Again, this is something which can be explored with whoever is supporting the mobile strategy’s mapping. It is worth keeping in mind that the tools and frameworks chosen at this stage will need to be supported by the team developing the application, which leads to the next stage of the roadmap - development planning.
Within the mobile strategy, the decision to build in house, bring in mobile resourcing or develop with an agency is something which can be made at this point of the strategy’s roadmap.
As a company which offer design and build services along with mobile resourcing, we know that this stage is extremely important to companies. mHealth applications are generally far more complex than standard mobile apps, so they may require specialist development skills which your current development team may not have or it may not be feasible to acquire for one project.
6. Deployment & Training
Finally, a clear strategy around end user training, particularly in an enterprise solution existing in a BYOD environment, should be identified. This training strategy should highlight the different points in which PHI is collected and the responsibility the end users have to ensure it is collected efficiently.
While this stage is coupled with the Research and UX Discovery stage, upon deployment an incubated and extensive testing phase should be factored into your strategy alongside end user training.
What is the outcome of a mobile strategy?
As a business or health organisation, you can expect a number of benefits from a well formed mobile strategy.
Aside from being a roadmap for the design and development of the application, mobile strategies can be created well in advance of the development phase and can be used to acquire funding, as a means for applications to different grants or governance checks or even as a proof of concept.
Another positive outcome of a mobile strategy is engagement. Most companies understand the overwhelming benefit of adding mobile to their digital strategy and yet, many have not embraced the opportunity.
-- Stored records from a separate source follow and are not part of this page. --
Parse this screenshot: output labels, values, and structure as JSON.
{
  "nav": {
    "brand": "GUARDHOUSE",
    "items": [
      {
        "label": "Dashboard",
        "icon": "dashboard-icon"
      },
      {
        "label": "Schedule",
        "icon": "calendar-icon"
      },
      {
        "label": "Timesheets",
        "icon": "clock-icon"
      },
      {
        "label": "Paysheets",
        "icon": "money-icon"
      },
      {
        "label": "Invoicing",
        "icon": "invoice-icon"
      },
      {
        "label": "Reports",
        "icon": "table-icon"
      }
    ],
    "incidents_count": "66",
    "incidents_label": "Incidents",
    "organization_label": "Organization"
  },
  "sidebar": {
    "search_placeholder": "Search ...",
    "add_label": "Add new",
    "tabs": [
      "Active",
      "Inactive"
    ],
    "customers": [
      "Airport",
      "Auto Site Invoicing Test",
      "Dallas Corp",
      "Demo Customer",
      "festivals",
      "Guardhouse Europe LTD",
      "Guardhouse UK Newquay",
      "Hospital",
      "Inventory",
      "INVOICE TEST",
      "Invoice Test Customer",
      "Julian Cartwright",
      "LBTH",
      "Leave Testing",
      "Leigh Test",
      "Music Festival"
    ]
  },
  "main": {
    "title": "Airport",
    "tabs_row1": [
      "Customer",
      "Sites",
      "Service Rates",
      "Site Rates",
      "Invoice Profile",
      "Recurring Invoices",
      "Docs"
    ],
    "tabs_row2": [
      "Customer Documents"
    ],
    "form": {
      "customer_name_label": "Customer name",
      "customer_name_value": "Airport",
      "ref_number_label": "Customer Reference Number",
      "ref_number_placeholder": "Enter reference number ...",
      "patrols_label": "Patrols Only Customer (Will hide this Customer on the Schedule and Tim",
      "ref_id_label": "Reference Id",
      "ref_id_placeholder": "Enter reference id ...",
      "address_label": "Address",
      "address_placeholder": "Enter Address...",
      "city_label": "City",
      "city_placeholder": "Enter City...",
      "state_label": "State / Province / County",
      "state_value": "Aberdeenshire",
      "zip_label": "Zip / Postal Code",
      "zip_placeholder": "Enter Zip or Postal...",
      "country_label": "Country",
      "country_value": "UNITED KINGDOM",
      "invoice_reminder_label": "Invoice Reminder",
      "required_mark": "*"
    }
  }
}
Having a clear strategy and plan for the future could be a move in the right direction to convincing your organisation to finally make the move to mobile.
Building an app in the health industry, particularly B2E, is something which is undeniably challenging, but with the right strategy, can have the potential to be extremely successful and widely adopted.